Thinking of visiting Kenya? Here is what to expect.


You’ve been planning your Kenya Safari Vacation for some time and finally the day arrives. When your plane begins the descent and all you can see below is a patchwork quilt of green plains, contemporary skyscrapers and typical African city fringe development – you know you’ve arrived in Nairobi.

Kenya’s capital is a cosmopolitan and lively city, the largest between Johannesburg and Cairo – and a place of stark contrasts. It is also the starting and ending point for safaris to Kenya.

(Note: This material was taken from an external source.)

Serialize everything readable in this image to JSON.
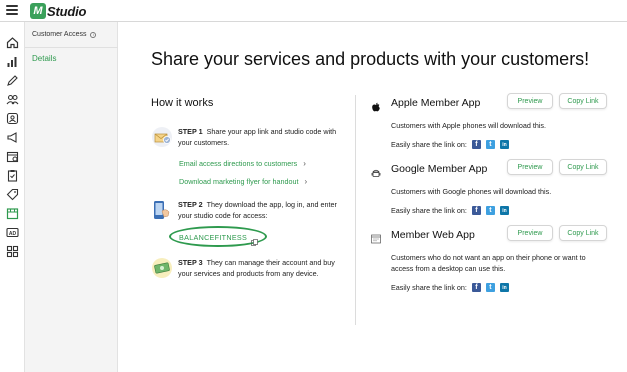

Like many other African cities, Nairobi has its share of bustling markets, skyscrapers, dusty shanties and leafy suburbs with gleaming gardens. It is however, unusual in such a bustling city to find a national park full of wild animals, yet this is the setting for the Nairobi National Park.

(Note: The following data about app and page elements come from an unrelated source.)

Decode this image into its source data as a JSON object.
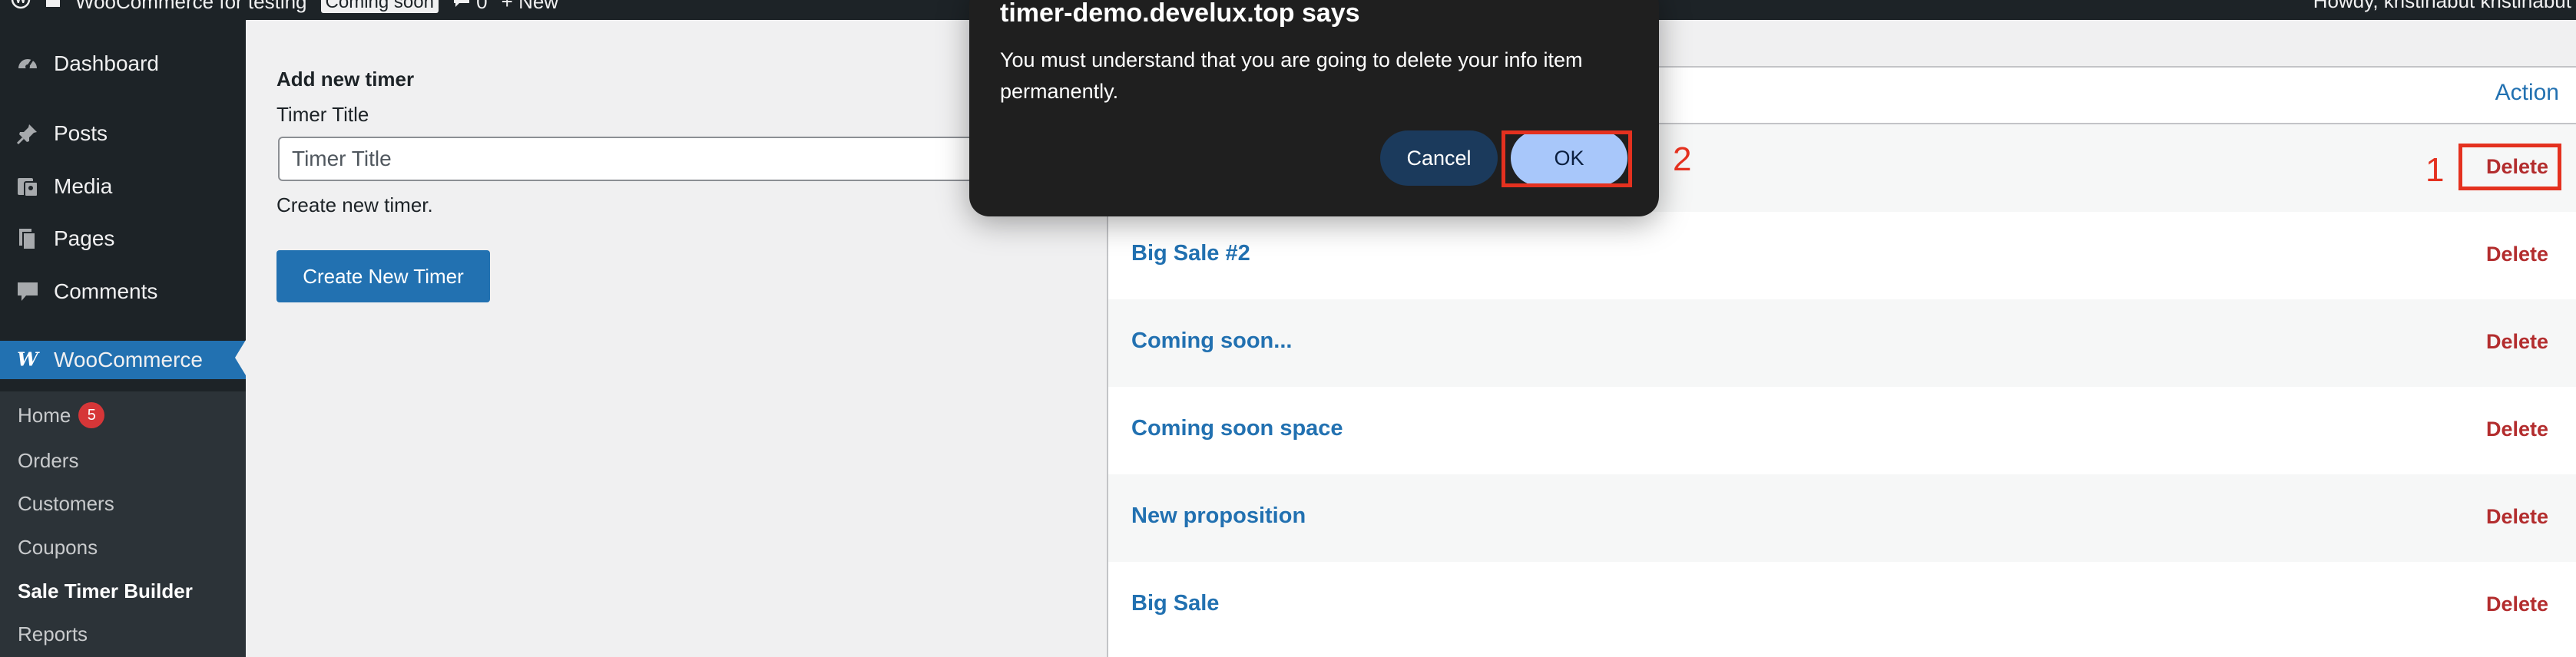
{
  "admin_bar": {
    "site_name": "WooCommerce for testing",
    "status_badge": "Coming soon",
    "comments_count": "0",
    "new_label": "New",
    "greeting": "Howdy, kristinabut kristinabut"
  },
  "sidebar": {
    "items": [
      {
        "label": "Dashboard",
        "icon": "dashboard-icon"
      },
      {
        "label": "Posts",
        "icon": "pin-icon"
      },
      {
        "label": "Media",
        "icon": "media-icon"
      },
      {
        "label": "Pages",
        "icon": "pages-icon"
      },
      {
        "label": "Comments",
        "icon": "comment-icon"
      },
      {
        "label": "WooCommerce",
        "icon": "woocommerce-icon"
      }
    ],
    "submenu": [
      {
        "label": "Home",
        "badge": "5"
      },
      {
        "label": "Orders"
      },
      {
        "label": "Customers"
      },
      {
        "label": "Coupons"
      },
      {
        "label": "Sale Timer Builder"
      },
      {
        "label": "Reports"
      }
    ]
  },
  "form": {
    "heading": "Add new timer",
    "field_label": "Timer Title",
    "input_placeholder": "Timer Title",
    "input_value": "",
    "help_text": "Create new timer.",
    "create_button": "Create New Timer"
  },
  "table": {
    "action_header": "Action",
    "rows": [
      {
        "title": "",
        "action": "Delete"
      },
      {
        "title": "Big Sale #2",
        "action": "Delete"
      },
      {
        "title": "Coming soon...",
        "action": "Delete"
      },
      {
        "title": "Coming soon space",
        "action": "Delete"
      },
      {
        "title": "New proposition",
        "action": "Delete"
      },
      {
        "title": "Big Sale",
        "action": "Delete"
      }
    ]
  },
  "dialog": {
    "title": "timer-demo.develux.top says",
    "message": "You must understand that you are going to delete your info item permanently.",
    "cancel_label": "Cancel",
    "ok_label": "OK"
  },
  "annotations": {
    "step_1": "1",
    "step_2": "2",
    "color": "#e4311f"
  },
  "colors": {
    "accent": "#2271b1",
    "delete": "#b32d2e",
    "sidebar_bg": "#1d2327"
  }
}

You are more likely to spend a night in Nairobi before your safari, but don’t wander around alone. It’s just so easy to get lost.

That’s why most safari operators South Rift Galaxy Safaris Plus included organize neat fly-in experiences. Banish the thought of a self-drive trip and ensure you’ve got a good guide – you need to know where you’re going.

Kenya is friendly and family-oriented. The people are always smiling and they really go the extra mile. Don’t take my word for it ask other Kenya Safari travelers for their experiences chances are they will say the same. It’s great for kids – easy direct flights to Nairobi and flexible lodges.

The flights into the world-renowned Masai Mara are just as easy; incredible views of the plains dotted with wildlife can be seen from all angles, and the warm welcome by the red-robed Maasai take you into another world.

The accommodation here varies. Many travelers choose to be situated in the heart of the reserve – and there is plenty of Masai Mara accommodation there. Popular and somewhat commercial, these lodges cater for large numbers of people on a Masai Mara safari holiday and the plain fact is that you are going to see a number of other vehicles on game drives.

For those seeking more solitude and privacy, a stay at one of the lodges just north of the reserve’s northern boundary in a private concession is certainly more exclusive but it should be noted that there are smaller concentrations of wildlife.

We’d recommend the stunning location of Olonana, the exclusivity of Kichwa Tembo Bateleur Camp or the colonial comforts of the Elephant Pepper Camp.

Ideal for photography, the Masai Mara’s light showers bring rolling, tumultuous clouds over the plains, like trumpeting grey elephants in the sky. But the reserve is great all year round, simply because of the wildlife.

Safaris aside, Kenya is also known for her vibrant beach culture. Mombasa  a true grand dame of the East African coast that’s always ready to party. The city is rich in history stretching back to the 12th century. It’s the perfect place from which to explore the coastal area. There are many interesting things to see, beaches to relax on and beautiful nature reserves to visit. There is also vibrant mixture of cultures, architecture and entertainment

Towards the south, there are a number of beaches and resort hotels. The beaches are white and sandy with coral reefs to delight scuba and skin divers. On the pleasant Shimoni Island and Wasini islands there is authentic Swahili culture and a protected marine reserve.

Lamu is less touristy – it’s laid-back with the Swahili-style beach houses dotting the shore ideal retreats for a romantic beach getaway. But it’s the bleach-white sand that is sure to impress you; Like icing sugar.  Now that’s having your cake and eating it, particularly when the sea is described as ‘bath water!’

Kenya therefore is an excellent choice for a first timer’s trip to East Africa, although neighboring Tanzania is home to the other big parks, if you’re on a budget and keen on wildlife, Kenya makes sense logistically and experientially.

Below Are some Of Our Recommended Kenya Safaris.

Best of Kenya Special Tour

Great Rift Valley Safari With Beach Extension 

Great Wildebeest Migration in Masai Mara